Segment Start: EXERCISE MATERIAL
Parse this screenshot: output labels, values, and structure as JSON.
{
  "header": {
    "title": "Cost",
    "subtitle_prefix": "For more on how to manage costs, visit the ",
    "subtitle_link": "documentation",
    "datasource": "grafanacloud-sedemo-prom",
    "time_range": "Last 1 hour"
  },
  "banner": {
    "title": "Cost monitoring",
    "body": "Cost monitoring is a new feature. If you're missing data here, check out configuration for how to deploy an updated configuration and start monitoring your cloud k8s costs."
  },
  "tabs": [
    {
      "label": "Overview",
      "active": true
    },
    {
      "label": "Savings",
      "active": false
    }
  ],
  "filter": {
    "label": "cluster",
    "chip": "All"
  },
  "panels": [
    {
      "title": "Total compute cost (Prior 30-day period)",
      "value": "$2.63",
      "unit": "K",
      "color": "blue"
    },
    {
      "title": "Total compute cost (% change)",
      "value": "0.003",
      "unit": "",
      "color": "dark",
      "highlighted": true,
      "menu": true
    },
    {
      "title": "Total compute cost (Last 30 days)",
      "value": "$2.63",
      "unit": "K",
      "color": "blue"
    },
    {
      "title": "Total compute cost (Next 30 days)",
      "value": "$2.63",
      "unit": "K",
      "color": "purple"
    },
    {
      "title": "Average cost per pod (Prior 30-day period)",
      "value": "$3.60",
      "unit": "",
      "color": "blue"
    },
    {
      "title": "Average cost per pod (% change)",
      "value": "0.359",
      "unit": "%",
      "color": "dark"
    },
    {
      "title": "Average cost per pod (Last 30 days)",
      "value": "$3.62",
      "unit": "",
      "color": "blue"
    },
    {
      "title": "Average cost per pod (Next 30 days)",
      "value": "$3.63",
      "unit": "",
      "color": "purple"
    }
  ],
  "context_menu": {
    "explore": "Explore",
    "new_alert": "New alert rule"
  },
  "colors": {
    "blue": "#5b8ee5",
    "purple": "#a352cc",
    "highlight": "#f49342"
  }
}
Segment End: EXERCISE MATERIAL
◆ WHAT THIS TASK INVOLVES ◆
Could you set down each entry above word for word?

◆ FINISHED TASK ◆
Parse this screenshot: output labels, values, and structure as JSON.
{
  "header": {
    "title": "Cost",
    "subtitle_prefix": "For more on how to manage costs, visit the ",
    "subtitle_link": "documentation",
    "datasource": "grafanacloud-sedemo-prom",
    "time_range": "Last 1 hour"
  },
  "banner": {
    "title": "Cost monitoring",
    "body": "Cost monitoring is a new feature. If you're missing data here, check out configuration for how to deploy an updated configuration and start monitoring your cloud k8s costs."
  },
  "tabs": [
    {
      "label": "Overview",
      "active": true
    },
    {
      "label": "Savings",
      "active": false
    }
  ],
  "filter": {
    "label": "cluster",
    "chip": "All"
  },
  "panels": [
    {
      "title": "Total compute cost (Prior 30-day period)",
      "value": "$2.63",
      "unit": "K",
      "color": "blue"
    },
    {
      "title": "Total compute cost (% change)",
      "value": "0.003",
      "unit": "",
      "color": "dark",
      "highlighted": true,
      "menu": true
    },
    {
      "title": "Total compute cost (Last 30 days)",
      "value": "$2.63",
      "unit": "K",
      "color": "blue"
    },
    {
      "title": "Total compute cost (Next 30 days)",
      "value": "$2.63",
      "unit": "K",
      "color": "purple"
    },
    {
      "title": "Average cost per pod (Prior 30-day period)",
      "value": "$3.60",
      "unit": "",
      "color": "blue"
    },
    {
      "title": "Average cost per pod (% change)",
      "value": "0.359",
      "unit": "%",
      "color": "dark"
    },
    {
      "title": "Average cost per pod (Last 30 days)",
      "value": "$3.62",
      "unit": "",
      "color": "blue"
    },
    {
      "title": "Average cost per pod (Next 30 days)",
      "value": "$3.63",
      "unit": "",
      "color": "purple"
    }
  ],
  "context_menu": {
    "explore": "Explore",
    "new_alert": "New alert rule"
  },
  "colors": {
    "blue": "#5b8ee5",
    "purple": "#a352cc",
    "highlight": "#f49342"
  }
}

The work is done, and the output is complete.